(Excerpts from a dataset)
================================

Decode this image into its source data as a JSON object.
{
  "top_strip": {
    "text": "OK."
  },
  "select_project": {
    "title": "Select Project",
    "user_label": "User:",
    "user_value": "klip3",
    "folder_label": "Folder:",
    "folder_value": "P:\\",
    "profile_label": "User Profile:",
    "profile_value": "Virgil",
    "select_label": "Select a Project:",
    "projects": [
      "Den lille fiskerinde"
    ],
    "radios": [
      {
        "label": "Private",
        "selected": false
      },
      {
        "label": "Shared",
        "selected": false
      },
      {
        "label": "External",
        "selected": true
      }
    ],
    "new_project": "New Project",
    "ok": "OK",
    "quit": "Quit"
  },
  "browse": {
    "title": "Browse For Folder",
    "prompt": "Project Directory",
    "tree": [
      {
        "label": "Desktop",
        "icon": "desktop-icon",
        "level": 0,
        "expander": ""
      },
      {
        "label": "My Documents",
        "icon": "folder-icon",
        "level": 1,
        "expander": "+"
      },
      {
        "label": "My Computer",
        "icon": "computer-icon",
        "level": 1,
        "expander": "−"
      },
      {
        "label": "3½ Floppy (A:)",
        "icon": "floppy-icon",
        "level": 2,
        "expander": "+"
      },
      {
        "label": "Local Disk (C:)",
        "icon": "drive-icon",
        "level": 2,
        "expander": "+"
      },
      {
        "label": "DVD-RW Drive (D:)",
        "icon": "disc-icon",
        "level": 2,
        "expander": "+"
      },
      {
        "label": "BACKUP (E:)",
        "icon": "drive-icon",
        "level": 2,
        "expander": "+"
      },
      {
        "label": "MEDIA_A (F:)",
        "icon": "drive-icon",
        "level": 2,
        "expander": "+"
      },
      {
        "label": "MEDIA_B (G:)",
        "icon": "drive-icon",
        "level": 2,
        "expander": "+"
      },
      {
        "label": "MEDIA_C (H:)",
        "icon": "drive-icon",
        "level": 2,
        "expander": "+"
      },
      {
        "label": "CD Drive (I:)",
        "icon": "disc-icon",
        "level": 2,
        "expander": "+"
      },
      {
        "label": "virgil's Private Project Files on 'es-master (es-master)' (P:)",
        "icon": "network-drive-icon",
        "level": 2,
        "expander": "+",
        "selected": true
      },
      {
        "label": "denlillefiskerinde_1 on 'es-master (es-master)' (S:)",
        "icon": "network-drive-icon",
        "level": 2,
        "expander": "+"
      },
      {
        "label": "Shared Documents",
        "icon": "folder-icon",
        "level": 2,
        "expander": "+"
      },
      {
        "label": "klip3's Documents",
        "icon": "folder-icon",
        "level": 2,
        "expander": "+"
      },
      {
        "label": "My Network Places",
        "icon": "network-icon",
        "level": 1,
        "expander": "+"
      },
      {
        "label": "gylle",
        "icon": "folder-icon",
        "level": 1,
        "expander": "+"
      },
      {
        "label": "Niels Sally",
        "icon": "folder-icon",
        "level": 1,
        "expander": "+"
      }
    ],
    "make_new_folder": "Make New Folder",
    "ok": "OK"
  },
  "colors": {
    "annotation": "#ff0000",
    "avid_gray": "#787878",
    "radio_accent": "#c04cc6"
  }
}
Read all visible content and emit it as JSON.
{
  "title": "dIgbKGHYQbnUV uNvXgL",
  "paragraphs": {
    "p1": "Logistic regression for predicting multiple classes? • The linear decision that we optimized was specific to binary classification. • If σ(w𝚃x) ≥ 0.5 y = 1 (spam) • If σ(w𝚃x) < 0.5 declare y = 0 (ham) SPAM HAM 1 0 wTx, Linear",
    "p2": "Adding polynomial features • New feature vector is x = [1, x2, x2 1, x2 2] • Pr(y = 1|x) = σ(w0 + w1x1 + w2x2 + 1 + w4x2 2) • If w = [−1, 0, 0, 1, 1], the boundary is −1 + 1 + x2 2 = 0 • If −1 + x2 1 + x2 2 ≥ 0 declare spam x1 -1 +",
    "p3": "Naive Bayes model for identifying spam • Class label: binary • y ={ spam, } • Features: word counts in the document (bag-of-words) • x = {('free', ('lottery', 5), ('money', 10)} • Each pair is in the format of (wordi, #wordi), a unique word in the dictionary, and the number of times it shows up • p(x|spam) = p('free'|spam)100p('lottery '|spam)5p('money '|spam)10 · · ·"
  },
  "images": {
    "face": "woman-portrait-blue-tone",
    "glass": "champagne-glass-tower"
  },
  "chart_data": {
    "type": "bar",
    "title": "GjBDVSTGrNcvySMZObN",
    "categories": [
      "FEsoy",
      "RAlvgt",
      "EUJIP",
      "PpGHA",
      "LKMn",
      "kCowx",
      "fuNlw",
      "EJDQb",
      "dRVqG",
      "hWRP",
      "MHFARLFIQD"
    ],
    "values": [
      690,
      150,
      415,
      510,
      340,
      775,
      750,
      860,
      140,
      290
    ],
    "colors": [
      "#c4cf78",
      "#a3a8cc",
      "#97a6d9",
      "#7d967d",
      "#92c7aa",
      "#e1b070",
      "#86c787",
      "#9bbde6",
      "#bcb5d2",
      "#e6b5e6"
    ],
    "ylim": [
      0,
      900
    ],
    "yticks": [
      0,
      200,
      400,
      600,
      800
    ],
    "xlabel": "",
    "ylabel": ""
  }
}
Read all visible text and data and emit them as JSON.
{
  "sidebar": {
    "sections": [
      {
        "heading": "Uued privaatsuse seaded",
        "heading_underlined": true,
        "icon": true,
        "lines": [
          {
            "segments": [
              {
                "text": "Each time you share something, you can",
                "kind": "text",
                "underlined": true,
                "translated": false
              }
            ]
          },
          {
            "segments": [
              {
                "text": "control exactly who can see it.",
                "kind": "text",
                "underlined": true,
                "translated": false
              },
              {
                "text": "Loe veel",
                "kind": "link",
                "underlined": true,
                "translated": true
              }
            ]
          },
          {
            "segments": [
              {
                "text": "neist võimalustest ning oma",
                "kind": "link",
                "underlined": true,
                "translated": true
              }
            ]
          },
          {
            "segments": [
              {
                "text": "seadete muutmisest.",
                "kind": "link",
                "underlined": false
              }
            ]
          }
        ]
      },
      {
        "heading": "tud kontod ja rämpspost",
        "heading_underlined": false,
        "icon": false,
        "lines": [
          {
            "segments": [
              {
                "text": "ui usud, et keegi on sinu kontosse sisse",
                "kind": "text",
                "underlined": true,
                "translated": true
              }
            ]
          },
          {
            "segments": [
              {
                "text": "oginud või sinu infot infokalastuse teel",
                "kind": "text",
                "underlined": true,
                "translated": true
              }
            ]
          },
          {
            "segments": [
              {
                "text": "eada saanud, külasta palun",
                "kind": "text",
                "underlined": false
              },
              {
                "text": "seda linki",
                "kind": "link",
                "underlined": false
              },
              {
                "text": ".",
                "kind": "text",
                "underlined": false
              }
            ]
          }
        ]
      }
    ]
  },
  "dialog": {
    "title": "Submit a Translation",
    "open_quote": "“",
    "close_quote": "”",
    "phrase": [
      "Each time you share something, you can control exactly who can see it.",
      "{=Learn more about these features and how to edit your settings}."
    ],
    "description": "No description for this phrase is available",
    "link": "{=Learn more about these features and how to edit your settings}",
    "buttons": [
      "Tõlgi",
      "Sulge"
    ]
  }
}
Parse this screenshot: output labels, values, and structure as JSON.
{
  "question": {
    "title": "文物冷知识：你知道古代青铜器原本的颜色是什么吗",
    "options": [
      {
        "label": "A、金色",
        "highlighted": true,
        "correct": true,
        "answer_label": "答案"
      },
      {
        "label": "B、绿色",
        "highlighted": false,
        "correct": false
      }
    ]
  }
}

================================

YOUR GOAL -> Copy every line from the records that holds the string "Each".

TASK ANSWER ->
    "p3": "Naive Bayes model for identifying spam • Class label: binary • y ={ spam, } • Features: word counts in the document (bag-of-words) • x = {('free', ('lottery', 5), ('money', 10)} • Each pair is in the format of (wordi, #wordi), a unique word in the dictionary, and the number of times it shows up • p(x|spam) = p('free'|spam)100p('lottery '|spam)5p('money '|spam)10 · · ·"
                "text": "Each time you share something, you can",
      "Each time you share something, you can control exactly who can see it.",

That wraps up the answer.